5. Thompson moves this court to supplement the record on appeal. Generally, appellate courts may not base a decision on matters outside the record on appeal, and may not consider matters not produced and received in evidence below. Thiele v. Stich, 425 N.W.2d 580, 582-83 (Minn. 1988); see Minn. R. Civ. App. P. 110.01 (defining record on appeal). Moreover, the function of this court is "limited to identifying errors and then correcting them." Sefkow v. Sefkow, 427 N.W.2d 203, 210 (Minn. 1998). Because the materials that Thompson requests be included in the record are not necessary to determine whether the district erred below, we deny his motion.
Affirmed; motion denied.
* Retired judge of the district court, serving as judge of the Minnesota Court of Appeals by appointment pursuant to Minn. Const. art. VI, § 10.
 We note the stipulation was presented to the district court on May 28, 2003 as an attachment to the affidavit of Marc G. Kurzman (Braaten's attorney). As such, the stipulation is properly part of the record on appeal. See Minn.

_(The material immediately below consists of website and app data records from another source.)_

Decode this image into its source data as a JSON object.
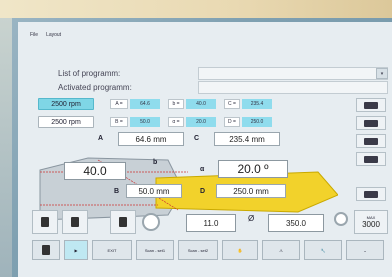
{
  "menu": {
    "file": "File",
    "layout": "Layout"
  },
  "header": {
    "line1": "",
    "line2": ""
  },
  "programs": {
    "list_label": "List of programm:",
    "list_value": "",
    "activated_label": "Activated programm:",
    "activated_value": ""
  },
  "speeds": {
    "rpm_cyan": "2500 rpm",
    "rpm_white": "2500 rpm"
  },
  "params": [
    {
      "key": "A =",
      "value": "64.6"
    },
    {
      "key": "B =",
      "value": "50.0"
    },
    {
      "key": "b =",
      "value": "40.0"
    },
    {
      "key": "α =",
      "value": "20.0"
    },
    {
      "key": "C =",
      "value": "235.4"
    },
    {
      "key": "D =",
      "value": "250.0"
    }
  ],
  "dims": {
    "A_label": "A",
    "A_value": "64.6 mm",
    "C_label": "C",
    "C_value": "235.4 mm",
    "b_label": "b",
    "b_value": "40.0",
    "alpha_label": "α",
    "alpha_value": "20.0 º",
    "B_label": "B",
    "B_value": "50.0 mm",
    "D_label": "D",
    "D_value": "250.0 mm"
  },
  "bottom_row": {
    "val1": "11.0",
    "diam_symbol": "Ø",
    "val2": "350.0",
    "max_label": "MAX",
    "max_value": "3000"
  },
  "toolbar": {
    "btn3": "EXIT",
    "btn4": "Scan - set1",
    "btn5": "Scan - set2"
  },
  "colors": {
    "cyan": "#7fd6e6",
    "yellow": "#f2d22b",
    "screen_bg": "#e7edf1"
  }
}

R. Civ. App. P. 110.01 (describing the composition of the record on appeal). For reasons that are unclear, the stipulation does not physically appear as part of the record prior to this date, however, we recognize the district court must have had access to the stipulation during the dissolution proceeding as the court quotes language from the stipulation in its July 12, 2002 judgment.
 We note the district court in its order dated June 20, 2003, from which Braaten now appeals, found Braaten did not dismiss her Minnesota parentage action against Thompson. Thompson, in his brief to this court, notes the existence of a contrary finding in an earlier district court judgment, filed July 12, 2002, where the court acknowledged that Braaten voluntary dismissed her Minnesota parentage action. Although Thompson notes the existence of this contrary finding, neither party challenges the finding of the most recent district court order. Therefore, we are compelled to accept the district court's most recent assertion that Braaten did not dismiss the parentage action as she stipulated she would. See In re Welfare of M.D.O., 462 N.W.2d 370, 374-75 (Minn. 1990) (stating the role of the court of appeals is to correct errors, not to find facts).

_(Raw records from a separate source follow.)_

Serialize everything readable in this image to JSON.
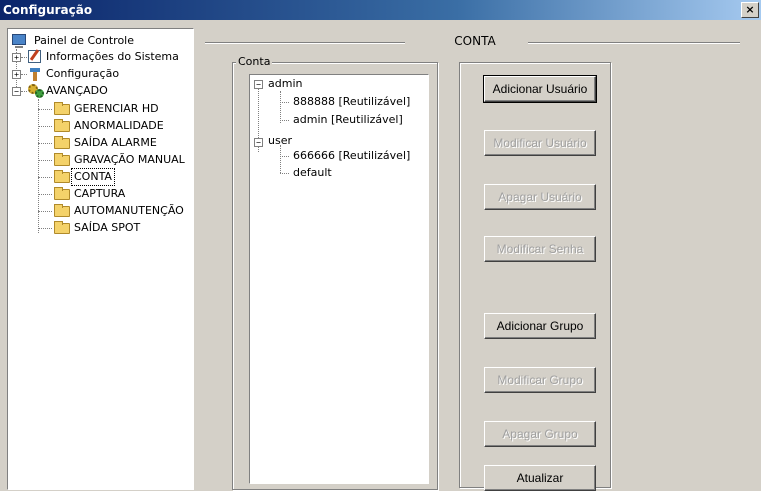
{
  "window": {
    "title": "Configuração",
    "close_label": "×"
  },
  "nav_tree": {
    "root_label": "Painel de Controle",
    "items": [
      {
        "label": "Informações do Sistema",
        "expander": "+"
      },
      {
        "label": "Configuração",
        "expander": "+"
      },
      {
        "label": "AVANÇADO",
        "expander": "−"
      }
    ],
    "advanced_children": [
      "GERENCIAR HD",
      "ANORMALIDADE",
      "SAÍDA ALARME",
      "GRAVAÇÃO MANUAL",
      "CONTA",
      "CAPTURA",
      "AUTOMANUTENÇÃO",
      "SAÍDA SPOT"
    ],
    "selected": "CONTA"
  },
  "panel": {
    "title": "CONTA",
    "group_label": "Conta",
    "account_tree": [
      {
        "label": "admin",
        "expander": "−",
        "children": [
          "888888 [Reutilizável]",
          "admin [Reutilizável]"
        ]
      },
      {
        "label": "user",
        "expander": "−",
        "children": [
          "666666 [Reutilizável]",
          "default"
        ]
      }
    ],
    "buttons": [
      {
        "label": "Adicionar Usuário",
        "enabled": true
      },
      {
        "label": "Modificar Usuário",
        "enabled": false
      },
      {
        "label": "Apagar Usuário",
        "enabled": false
      },
      {
        "label": "Modificar Senha",
        "enabled": false
      },
      {
        "label": "Adicionar Grupo",
        "enabled": true
      },
      {
        "label": "Modificar Grupo",
        "enabled": false
      },
      {
        "label": "Apagar Grupo",
        "enabled": false
      },
      {
        "label": "Atualizar",
        "enabled": true
      }
    ]
  }
}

 We are affirming the district court's decision to decline to exercise jurisdiction. Therefore, if we have incorrectly assumed that the dissolution court can exercise jurisdiction, that incorrect assumption will not alter the result of this appeal.